Billy Clayton waited weeks to hear the sound of water spilling into Columbia County's new 5 million water tank.
"That's a real good sound to hear," said the county's water and sewer services director of the constant hiss Monday of water flowing into the the creme-colored tank just off Belair Road.
The four-story tank, which will help alleviate some of the county's recent water shortages, has remained empty since it was completed three weeks ago because there wasn't enough water to fill it.
So far, the gauge along the tank's outer wall measures 18 feet -- 22 feet below its capacity. The tank represents a quarter of the county's water storage capacity.
"We just haven't had anything to put in it," Mr. Clayton said, adding residents had been using 26 million gallons of water per day for the past two weeks. "Everything I could put in the pipes was already sold."
Water was diverted to begin filling the tank Monday after residential use dropped during the weekend.
"What really helped us was the restrictions we enacted Thursday," he said. "By Sunday afternoon we were in good shape."
Columbia County residents are under an odd-even watering schedule -- but can water only from 5 to 9 a.m. and 5 to 9 p.m.
An early Monday storm, which dropped 1.25 inches on parts of Columbia County and nearly 1.5 inches of rain at Augusta's Fort Discovery, also helped ease the water woes.

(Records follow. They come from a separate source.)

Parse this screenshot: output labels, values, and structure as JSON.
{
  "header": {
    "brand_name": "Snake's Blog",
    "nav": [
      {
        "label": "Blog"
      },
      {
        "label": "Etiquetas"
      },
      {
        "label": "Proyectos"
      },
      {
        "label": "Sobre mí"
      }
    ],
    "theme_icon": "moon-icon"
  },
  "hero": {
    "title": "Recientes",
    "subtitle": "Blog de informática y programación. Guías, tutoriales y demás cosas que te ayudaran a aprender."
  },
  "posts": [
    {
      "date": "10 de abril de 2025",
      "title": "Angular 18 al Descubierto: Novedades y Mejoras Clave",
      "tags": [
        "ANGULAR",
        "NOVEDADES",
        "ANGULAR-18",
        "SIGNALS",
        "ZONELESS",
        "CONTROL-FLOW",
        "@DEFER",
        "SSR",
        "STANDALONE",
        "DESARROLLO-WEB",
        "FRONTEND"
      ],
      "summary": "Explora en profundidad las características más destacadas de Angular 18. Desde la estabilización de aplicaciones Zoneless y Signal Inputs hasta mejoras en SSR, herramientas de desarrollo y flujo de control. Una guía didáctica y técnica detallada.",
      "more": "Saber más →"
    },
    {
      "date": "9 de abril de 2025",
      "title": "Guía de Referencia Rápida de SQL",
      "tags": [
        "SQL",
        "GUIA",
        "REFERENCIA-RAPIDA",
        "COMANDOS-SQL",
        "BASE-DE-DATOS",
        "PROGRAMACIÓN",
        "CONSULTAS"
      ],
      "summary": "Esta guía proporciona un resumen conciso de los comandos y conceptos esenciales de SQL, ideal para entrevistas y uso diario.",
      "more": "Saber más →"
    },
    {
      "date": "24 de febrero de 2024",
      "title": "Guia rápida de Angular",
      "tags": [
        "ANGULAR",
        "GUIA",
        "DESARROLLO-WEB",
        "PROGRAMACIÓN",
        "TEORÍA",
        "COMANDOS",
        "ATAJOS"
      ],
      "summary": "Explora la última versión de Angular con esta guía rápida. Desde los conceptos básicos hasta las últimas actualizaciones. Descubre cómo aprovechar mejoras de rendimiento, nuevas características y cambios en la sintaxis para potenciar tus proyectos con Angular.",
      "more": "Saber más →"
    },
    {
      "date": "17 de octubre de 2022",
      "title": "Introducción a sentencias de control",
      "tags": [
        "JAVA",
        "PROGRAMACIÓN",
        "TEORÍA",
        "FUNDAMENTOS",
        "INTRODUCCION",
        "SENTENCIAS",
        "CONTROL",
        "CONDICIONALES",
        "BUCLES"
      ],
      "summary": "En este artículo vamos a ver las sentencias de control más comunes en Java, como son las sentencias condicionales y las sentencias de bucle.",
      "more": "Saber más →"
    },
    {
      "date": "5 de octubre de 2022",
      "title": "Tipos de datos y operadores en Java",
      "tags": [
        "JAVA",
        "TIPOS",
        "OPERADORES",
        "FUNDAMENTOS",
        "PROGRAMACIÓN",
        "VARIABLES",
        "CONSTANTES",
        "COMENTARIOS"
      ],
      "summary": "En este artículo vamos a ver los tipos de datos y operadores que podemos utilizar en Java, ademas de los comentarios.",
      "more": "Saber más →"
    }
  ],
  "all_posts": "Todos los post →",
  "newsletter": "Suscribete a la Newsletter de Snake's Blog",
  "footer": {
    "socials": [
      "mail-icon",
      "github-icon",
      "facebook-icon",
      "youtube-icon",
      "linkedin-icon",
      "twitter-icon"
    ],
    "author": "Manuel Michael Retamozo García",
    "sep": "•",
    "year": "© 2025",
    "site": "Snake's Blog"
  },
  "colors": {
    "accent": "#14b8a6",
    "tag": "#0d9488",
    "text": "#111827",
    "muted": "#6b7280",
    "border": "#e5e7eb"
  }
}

"It was wonderful," Mr. Clayton said. "It was a God-send, and it was unpredicted. It was the best kind of rain in the world, for sure."
Meanwhile, it'll take at least two days to fill the tank with a pipe pumping about 150,000 gallons of water per hour. By comparison, using an average garden hose to fill the tank would take a year, Mr. Clayton said.
Staff Writer Katie Throne contributed to this article.